Here are three successful forms of native advertising — and how you can mimic each brand’s methods.
The native ad: Purina sponsored an article on Mashable titled “5 Heartwarming Stories That Prove Dog Is Man’s Best Friend”.
Why it worked: Mashable is best known for its tech news and its “X number of (insert practically anything here)” articles. And Purina nails the latter. The piece shares stories and videos of the sweetest pups — one who saved its owners life, one who mourned the death of its Navy SEAL owner, and three others.
By the end of the article, you’re in tears and more in love with your own dog. This article received more than 20 000 shares — meaning that Purina generated many impressions, without even mentioning dog food.
How you can do it: Make the ad indirectly related to your brand. This is an emotional, tear-jerking article that fills dog-lovers with warm, fuzzy feelings. Imagine if the article was about dog food — who’d want to share that with friends?
The native ad: Microsoft published a YouTube video titled “Child of the 90s/Internet Explorer”.
Why it worked: What’s more popular than 80s-themed everything? 90s-themed everything. “90s kids” love being reminded of their favorite Nickelodeon shows, the Oregon Trail video game and their pet Tamagotchis.
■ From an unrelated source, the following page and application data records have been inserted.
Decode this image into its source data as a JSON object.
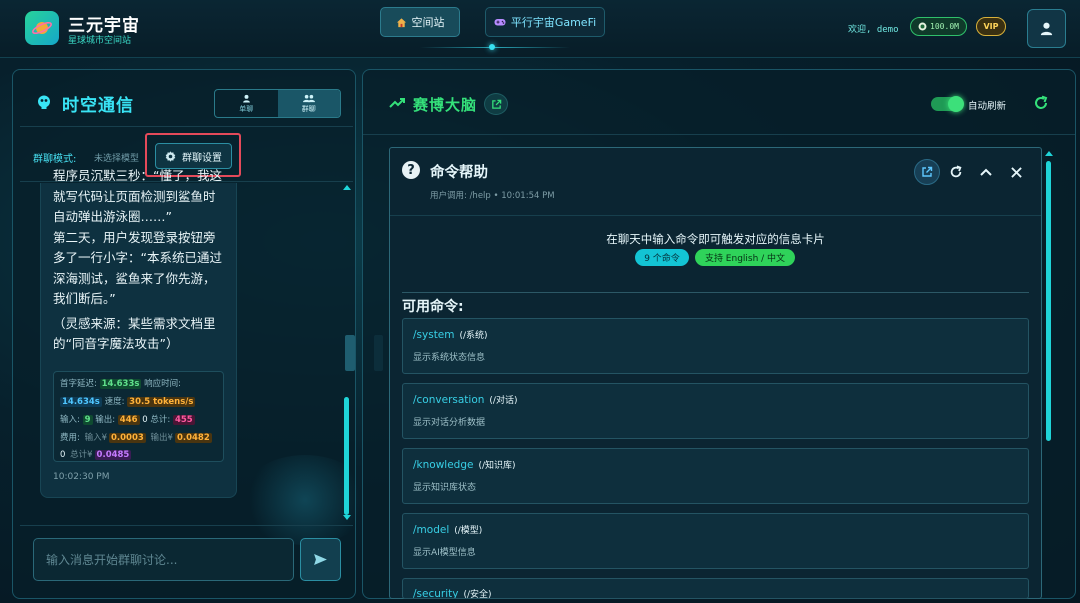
{
  "header": {
    "brand_title": "三元宇宙",
    "brand_subtitle": "星球城市空间站",
    "nav": [
      {
        "label": "空间站",
        "icon": "home-icon"
      },
      {
        "label": "平行宇宙GameFi",
        "icon": "gamepad-icon"
      }
    ],
    "welcome": "欢迎, demo",
    "coins": "100.0M",
    "vip": "VIP"
  },
  "left_panel": {
    "title": "时空通信",
    "tabs": [
      {
        "label": "单聊",
        "icon": "user-icon"
      },
      {
        "label": "群聊",
        "icon": "group-icon",
        "selected": true
      }
    ],
    "mode_label": "群聊模式:",
    "mode_value": "未选择模型",
    "group_settings_label": "群聊设置",
    "message": {
      "lines": [
        "程序员沉默三秒：“懂了，我这",
        "就写代码让页面检测到鲨鱼时",
        "自动弹出游泳圈……”",
        "第二天，用户发现登录按钮旁",
        "多了一行小字：“本系统已通过",
        "深海测试，鲨鱼来了你先游，",
        "我们断后。”",
        "（灵感来源：某些需求文档里",
        "的“同音字魔法攻击”）"
      ],
      "stats": {
        "first_token_label": "首字延迟:",
        "first_token": "14.633s",
        "response_label": "响应时间:",
        "response": "14.634s",
        "speed_label": "速度:",
        "speed": "30.5 tokens/s",
        "input_label": "输入:",
        "input": "9",
        "output_label": "输出:",
        "output": "446",
        "total_prefix": "0",
        "total_label": "总计:",
        "total": "455",
        "cost_label": "费用:",
        "cost_in_label": "输入¥",
        "cost_in": "0.0003",
        "cost_out_label": "输出¥",
        "cost_out": "0.0482",
        "cost_total_prefix": "0",
        "cost_total_label": "总计¥",
        "cost_total": "0.0485"
      },
      "time": "10:02:30 PM"
    },
    "input_placeholder": "输入消息开始群聊讨论..."
  },
  "right_panel": {
    "title": "赛博大脑",
    "auto_refresh_label": "自动刷新",
    "auto_refresh_on": true,
    "card": {
      "title": "命令帮助",
      "subtitle": "用户调用: /help • 10:01:54 PM",
      "intro": "在聊天中输入命令即可触发对应的信息卡片",
      "tags": [
        "9 个命令",
        "支持 English / 中文"
      ],
      "commands_title": "可用命令:",
      "commands": [
        {
          "name": "/system",
          "alias": "(/系统)",
          "desc": "显示系统状态信息"
        },
        {
          "name": "/conversation",
          "alias": "(/对话)",
          "desc": "显示对话分析数据"
        },
        {
          "name": "/knowledge",
          "alias": "(/知识库)",
          "desc": "显示知识库状态"
        },
        {
          "name": "/model",
          "alias": "(/模型)",
          "desc": "显示AI模型信息"
        },
        {
          "name": "/security",
          "alias": "(/安全)",
          "desc": ""
        }
      ]
    }
  },
  "colors": {
    "accent_cyan": "#39e4f5",
    "accent_green": "#34e07a",
    "highlight_red": "#e44a5a"
  }
}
In this YouTube video, Microsoft reminds young adults that Internet Explorer can be added to the list of life-changing products that the 90s gave us. With more than 48-million views, Microsoft got its message across: “You grew up. So did we. Reconnect with the new Internet Explorer.”
How you can do it: Focus on the user’s experience as they read, view or listen to your native ads. Seventy percent of agency creatives feel that a user’s positive experience is the most essential aspect of native advertising. Create this positivity and it will likely rub off on your brand.
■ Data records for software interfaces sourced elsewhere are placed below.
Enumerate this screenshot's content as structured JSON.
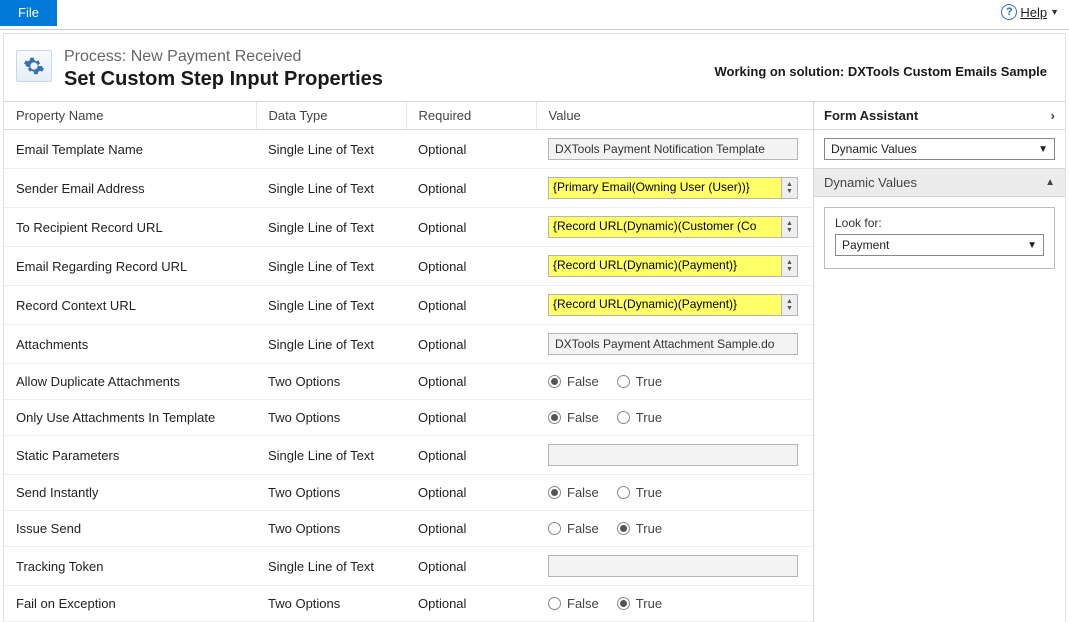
{
  "topbar": {
    "file_label": "File",
    "help_label": "Help"
  },
  "header": {
    "process_prefix": "Process: ",
    "process_name": "New Payment Received",
    "title": "Set Custom Step Input Properties",
    "solution_prefix": "Working on solution: ",
    "solution_name": "DXTools Custom Emails Sample"
  },
  "columns": {
    "name": "Property Name",
    "type": "Data Type",
    "required": "Required",
    "value": "Value"
  },
  "types": {
    "text": "Single Line of Text",
    "two": "Two Options"
  },
  "required": {
    "optional": "Optional"
  },
  "radio": {
    "false": "False",
    "true": "True"
  },
  "rows": {
    "email_template": {
      "name": "Email Template Name",
      "value": "DXTools Payment Notification Template"
    },
    "sender": {
      "name": "Sender Email Address",
      "value": "{Primary Email(Owning User (User))}"
    },
    "to_recipient": {
      "name": "To Recipient Record URL",
      "value": "{Record URL(Dynamic)(Customer (Co"
    },
    "regarding": {
      "name": "Email Regarding Record URL",
      "value": "{Record URL(Dynamic)(Payment)}"
    },
    "context": {
      "name": "Record Context URL",
      "value": "{Record URL(Dynamic)(Payment)}"
    },
    "attachments": {
      "name": "Attachments",
      "value": "DXTools Payment Attachment Sample.do"
    },
    "allow_dup": {
      "name": "Allow Duplicate Attachments",
      "selected": "False"
    },
    "only_template": {
      "name": "Only Use Attachments In Template",
      "selected": "False"
    },
    "static_params": {
      "name": "Static Parameters",
      "value": ""
    },
    "send_instantly": {
      "name": "Send Instantly",
      "selected": "False"
    },
    "issue_send": {
      "name": "Issue Send",
      "selected": "True"
    },
    "tracking": {
      "name": "Tracking Token",
      "value": ""
    },
    "fail_exception": {
      "name": "Fail on Exception",
      "selected": "True"
    }
  },
  "assistant": {
    "title": "Form Assistant",
    "dropdown": "Dynamic Values",
    "section": "Dynamic Values",
    "lookfor_label": "Look for:",
    "lookfor_value": "Payment"
  }
}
The native ad: Gatorade created a Pandora radio station for each of its G Series product.
Why it worked: Everyone knows about Gatorade — the drink that got Michael Jordan through the most intense games and Tiger Woods through countless rounds of golf. But at first, people had a hard time understanding why they should try G Series, which has separate products for before, during and after the game.
The company perfectly matched its message with the ad. Three Pandora radio stations were created for users’ warm up, workout and cool down. As a result, more than 485 000 stations were added by users and more than 519 000 hours of Gatorade-chosen music was listened to.
How you can do it: Match your product with your ad. It’s probably safe to say that many people who work out regularly have an interest in Gatorade and listen to music while they’re at the gym — so Gatorade provided the best of both worlds for them. Know what your consumers want and how you can deliver that in ad form.
Need some other ideas to help brainstorm for your own brand? Here are three others which almost beat the competition.
- Verizon — FourSquare teamed up with Verizon to target NFL fans. When fans “checked-in” on the popular app, they had a chance to win gear and seat upgrades from Verizon FiOS. This partnership was for three specific NFL stadiums, meaning that a potential 230 000 people could see Verizon’s name each Sunday — all while focused on winning freebies.
- Samsung — Galaxy smartphone users had the chance to receive a free copy of Jay-Z’s latest album thanks to Samsung. And they made that announcement with a three-minute commercial during an NBA playoff game. As a result, Samsung consumers are happy, non-Samsung users are interested and the company has generated more than 25-million impressions on YouTube.
- Under Armour — Pair up Tom Brady with the Will Ferrell co-founded site Funny or Die, and you’ve got an interesting sponsored video. The Patriot’s QB starred in an almost-3-minute comedic skit about an extremely creepy friend. In addition to laughing, viewers saw Under Armour’s logo at least a dozen times throughout. How’s that for impression generation?